CM's development roar doesn't reach Bastar
Autumn is the most fascinating time of the year in Bastar. The earthy smell in the soft morning breeze instils a sense of belonging to the forest. The sound of the soft crunch of dry sal leaves beneath the shoes breaks the silence in the woods and entices one to walk a few more miles into the dense jungle. The sunlight piercing through the tall teak trees gives a ray of hope, as if promising a brighter day ahead.
Even as Bastar goes to polls this autumn, the chief minister, Raman Singh, is busy making new promises. At election rallies, in a self-aggrandizing tone, he roars,“Vikas kiya hai, Vikas karenge (I have done developmental work, I will continue to do so).” He claims that development will bring people closer to the mainstream, especially in the Maoist-dominated districts of Dantewada, Kanker, Bastar, Bijapur, Kondagaon, Narayanpur and Sukma.
Development is, of course, visible in his state. Highways have been constructed. Fancy bus stops that flaunt stainless steel seats have been built on the highways with gigantic photographs of Narendra Modi and Raman Singh on display. Townships have been coming up. Private steel and thermal power plants have been allotted tribal land to set up production units. Electricity poles are standing tall in most parts of the state. But how much of this development has touched the lives of the populace of the benighted Bastar heartland scalded by a rogue conflict between Maoists and the State? This is the big question.
You will find the answer only when you travel into the interiors of villages, crossing undulating jungles and trekking on the kutcha roads. The words, ‘development’ and ‘welfare’, have no meaning for these people living on the margins. For example, the government has started ‘Dial 108’ for emergency ambulance service but the people of Palnar in Bijapur still have to walk over 10 kilometres to reach the nearest government hospital in Gangaloor for medical aid. Primary schools in most villages are lying vacant after getting embroiled in the State versus Maoist violence. Some of them have been reopened in dilapidated buildings but the teachers — they come from other parts of state — do not understand Halbi or Gondi, the languages spoken by the local students. Panchayat heads are missing from most villages; they live in nearby towns fearing Maoist attacks. Villagers of Handawada in Abujmarh walk through broken roads covering 45 kilometres for two days to reach the weekly market in Orchha.
Even though the state’s development initiatives have not reached these villages, its brutal forces have. In these Maoist-dominated areas, homes are looted, villages burnt down, women raped and killed and men tortured, not just by the Maoists but also by the State forces suspecting tribals to be loyal towards the rebels. Instances of security forces dragging men out of their hamlets and crucifying them to trees before shooting them are apparently not rare. Jails in Jagdalpur and Kanker are overcrowded with tribal people, slapped with false charges of aiding the Maoists. The government has also formed civil society groups such as Tangiya and Jai Bastar Vikas Sangharsh Samiti in order to pit tribals against one another. Villagers who had left rebel ranks long ago to live a ‘normal’ life are randomly caught and allegedly forced to surrender as ‘Maoists’ by the police to claim ‘success in anti-Maoist operations’. In many cases, while conducting search operations, the police make the men stand in line and ask, ‘Are you with us or with them [Maoists]?’ The tribal people wonder if the government is fighting the Maoists or the indigenous people of the state.

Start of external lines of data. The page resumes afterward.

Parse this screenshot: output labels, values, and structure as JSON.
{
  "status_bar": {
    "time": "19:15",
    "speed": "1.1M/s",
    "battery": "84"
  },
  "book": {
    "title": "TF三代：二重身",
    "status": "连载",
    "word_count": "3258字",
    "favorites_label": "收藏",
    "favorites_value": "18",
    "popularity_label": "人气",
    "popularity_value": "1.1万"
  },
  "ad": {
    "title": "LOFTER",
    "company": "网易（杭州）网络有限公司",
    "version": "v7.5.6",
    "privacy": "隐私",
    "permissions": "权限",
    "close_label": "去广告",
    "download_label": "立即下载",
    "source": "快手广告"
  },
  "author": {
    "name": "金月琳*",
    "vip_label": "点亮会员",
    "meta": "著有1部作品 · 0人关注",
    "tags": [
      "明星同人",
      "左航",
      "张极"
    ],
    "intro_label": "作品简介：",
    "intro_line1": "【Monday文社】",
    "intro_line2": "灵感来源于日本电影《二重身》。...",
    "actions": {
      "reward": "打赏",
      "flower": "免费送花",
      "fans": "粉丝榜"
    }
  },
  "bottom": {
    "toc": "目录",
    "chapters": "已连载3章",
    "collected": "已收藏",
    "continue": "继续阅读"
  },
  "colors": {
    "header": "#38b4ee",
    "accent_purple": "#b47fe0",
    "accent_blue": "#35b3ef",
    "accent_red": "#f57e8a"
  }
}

In the last phase of his 15-year rule, Singh claims he has largely focused on the “growth” of the youth comprising 65 per cent of the electorate in the state. He has opened livelihood colleges and made skill development an enforceable entitlement for youths under the Chhattisgarh Right of Youth to Skill Development Act, 2013. But his idea of youth development is perhaps also intended to bring them into the government fold. Young tribals are recruited into local police by coercion so that the security forces get easy access into their villages for anti-Maoist operations as they know the terrain and topography well.
Polling day is fast approaching and this time, once again, the rebels don’t want the villagers to have the indelible ink mark on their fingers. Security forces, however, are using drones to keep the troublemakers at bay and bring in more villagers to the polling booth. But the villagers, caught in the crossfire between the State and the Maoists, are still trying to fathom whether the previous elections have brought change to their lives.